J.J. Abrams Has Set a New Diversity Policy at his Production Company Bad Robot

3-3-16 JJ Abrams
Director J.J. Abrams poses at the American Film Institute Awards 2015 luncheon in Los Angeles on January 8. Mario Anzuoni/Reuters

J.J. Abrams is not the only one who wants to see more diversity in Hollywood, both in front of the camera and behind it. But his production company, Bad Robot, is actually in a position to do something about it, and has put a new policy in place to make change happen systematically.

The writer, producer and director—known for his work on films like the recent Star Wars: The Force Awakens, Super 8 and several movies in the Mission: Impossible series, as well as television shows including Lost and the new miniseries 11/22/63—explained his company's plans to demand diversity in projects from the start.

"The Oscar issue was symptomatic of a problem; it wasn't the problem," Abrams said Tuesday at The New York Times's New Work Summit conference in Half Moon Bay, California, where he was being interviewed by Times reporter Charles Duhigg. "The Oscars is the last stop on the train.

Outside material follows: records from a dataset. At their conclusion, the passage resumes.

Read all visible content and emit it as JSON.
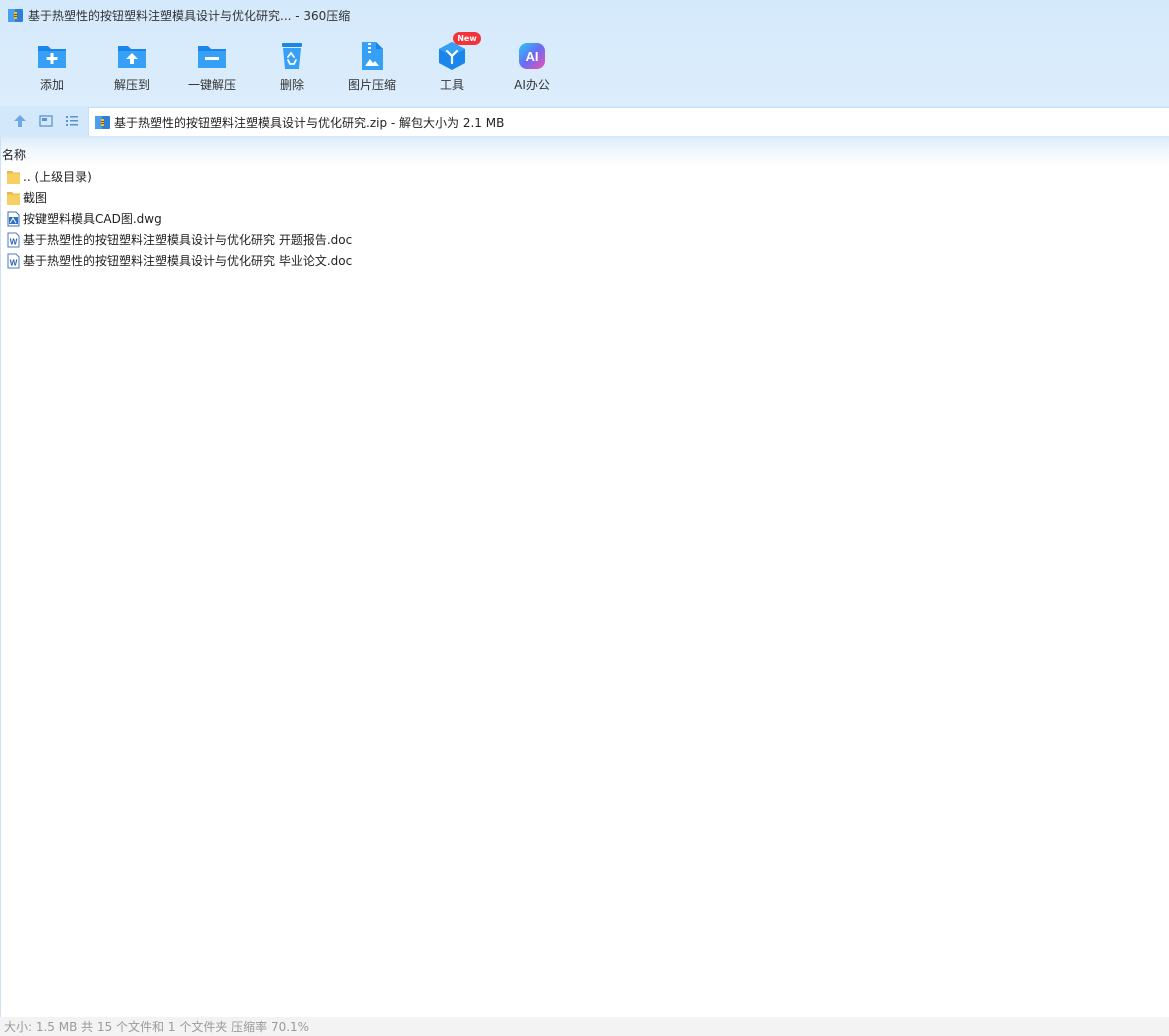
{
  "window": {
    "title": "基于热塑性的按钮塑料注塑模具设计与优化研究... - 360压缩",
    "icon": "archive-icon"
  },
  "toolbar": {
    "items": [
      {
        "label": "添加",
        "icon": "folder-add-icon"
      },
      {
        "label": "解压到",
        "icon": "folder-extract-icon"
      },
      {
        "label": "一键解压",
        "icon": "folder-oneclick-extract-icon"
      },
      {
        "label": "删除",
        "icon": "recycle-bin-icon"
      },
      {
        "label": "图片压缩",
        "icon": "image-compress-icon"
      },
      {
        "label": "工具",
        "icon": "tools-cube-icon"
      },
      {
        "label": "AI办公",
        "icon": "ai-office-icon"
      }
    ],
    "new_badge": "New"
  },
  "address": {
    "text": "基于热塑性的按钮塑料注塑模具设计与优化研究.zip - 解包大小为 2.1 MB"
  },
  "list": {
    "column_name": "名称",
    "rows": [
      {
        "name": ".. (上级目录)",
        "type": "folder"
      },
      {
        "name": "截图",
        "type": "folder"
      },
      {
        "name": "按键塑料模具CAD图.dwg",
        "type": "dwg"
      },
      {
        "name": "基于热塑性的按钮塑料注塑模具设计与优化研究  开题报告.doc",
        "type": "word"
      },
      {
        "name": "基于热塑性的按钮塑料注塑模具设计与优化研究 毕业论文.doc",
        "type": "word"
      }
    ]
  },
  "status": {
    "text": "大小: 1.5 MB 共 15 个文件和 1 个文件夹 压缩率 70.1%"
  },
  "colors": {
    "accent": "#1e8ff0",
    "header_bg": "#d4e9fb",
    "badge": "#f2343a",
    "folder": "#f7cf62"
  }
}
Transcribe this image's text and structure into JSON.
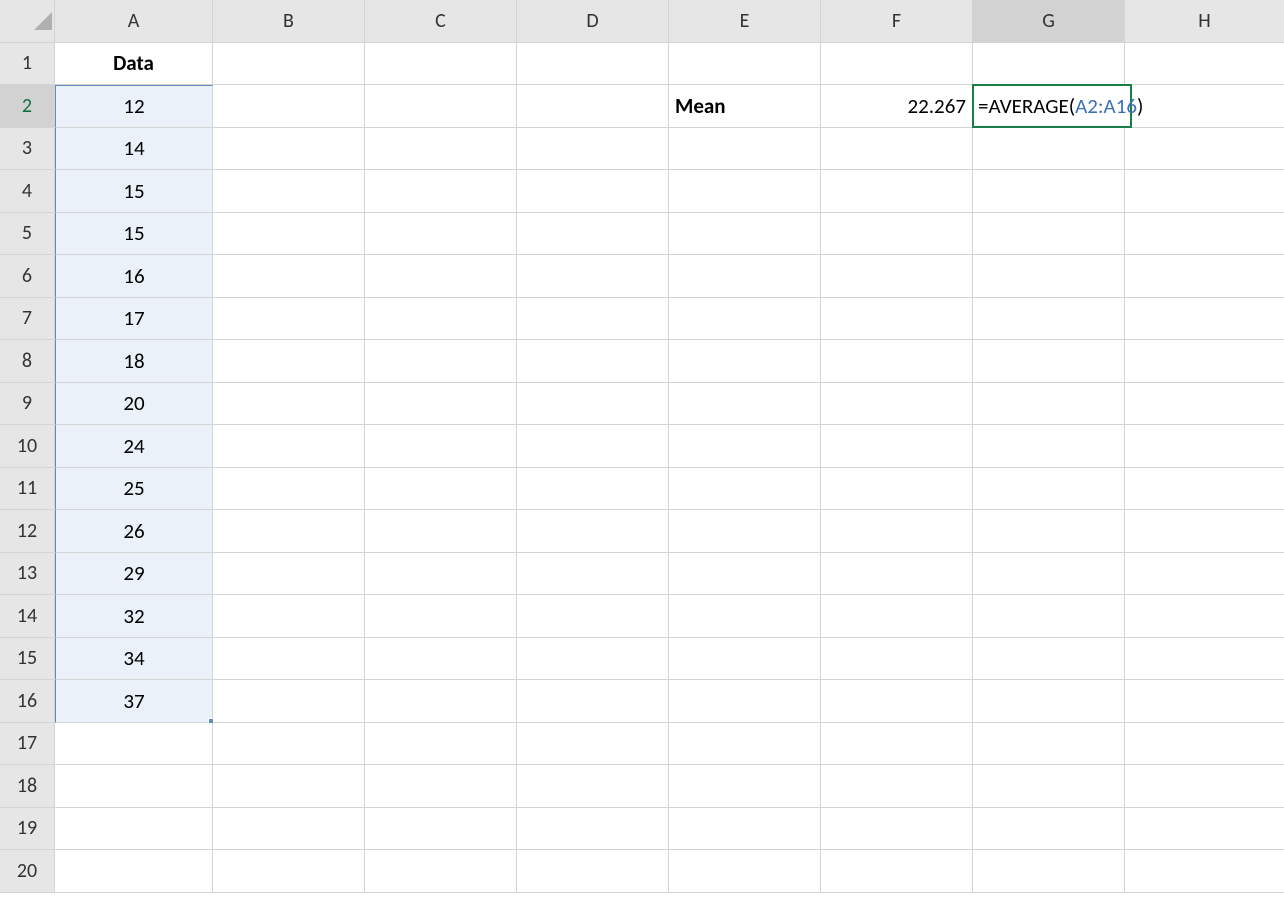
{
  "headers": {
    "cols": [
      "A",
      "B",
      "C",
      "D",
      "E",
      "F",
      "G",
      "H"
    ],
    "rows": [
      "1",
      "2",
      "3",
      "4",
      "5",
      "6",
      "7",
      "8",
      "9",
      "10",
      "11",
      "12",
      "13",
      "14",
      "15",
      "16",
      "17",
      "18",
      "19",
      "20"
    ]
  },
  "columnA": {
    "title": "Data",
    "values": [
      "12",
      "14",
      "15",
      "15",
      "16",
      "17",
      "18",
      "20",
      "24",
      "25",
      "26",
      "29",
      "32",
      "34",
      "37"
    ]
  },
  "labels": {
    "mean": "Mean"
  },
  "values": {
    "mean_result": "22.267"
  },
  "formula": {
    "prefix": "=AVERAGE(",
    "ref": "A2:A16",
    "suffix": ")"
  },
  "corner_triangle_color": "#b0b0b0"
}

The first stop is what gets made."

From now on, Bad Robot will require project lists it considers—of writers, directors, actors and others in the industry—to "be at the very least representative of the country we live in. Which roughly breaks down to: 50 percent women, 12 percent black, 18 percent Hispanic, 6 percent Asian," Abrams told the Times. Bad Robot explained the new policy in a memo to agents and studios, and will reportedly work with Creative Artists Agency as well as Warner Bros. and Paramount to implement its new representative approach.

"We've been working to improve our internal hiring practices for a while, but the Oscars controversy was a wake-up call to examine our role in expanding opportunities internally at Bad Robot and externally with our content and partners," Abrams told The Hollywood Reporter about the decision, which came at the end of January after #OscarsSoWhite emerged for a second year in a row with a new set of nearly all-white nominations.

"We're working to find a rich pool of representative, kick-ass talent and give them the opportunity they deserve and we can all benefit from," he added. "It's good for audiences and it's good for the bottom line."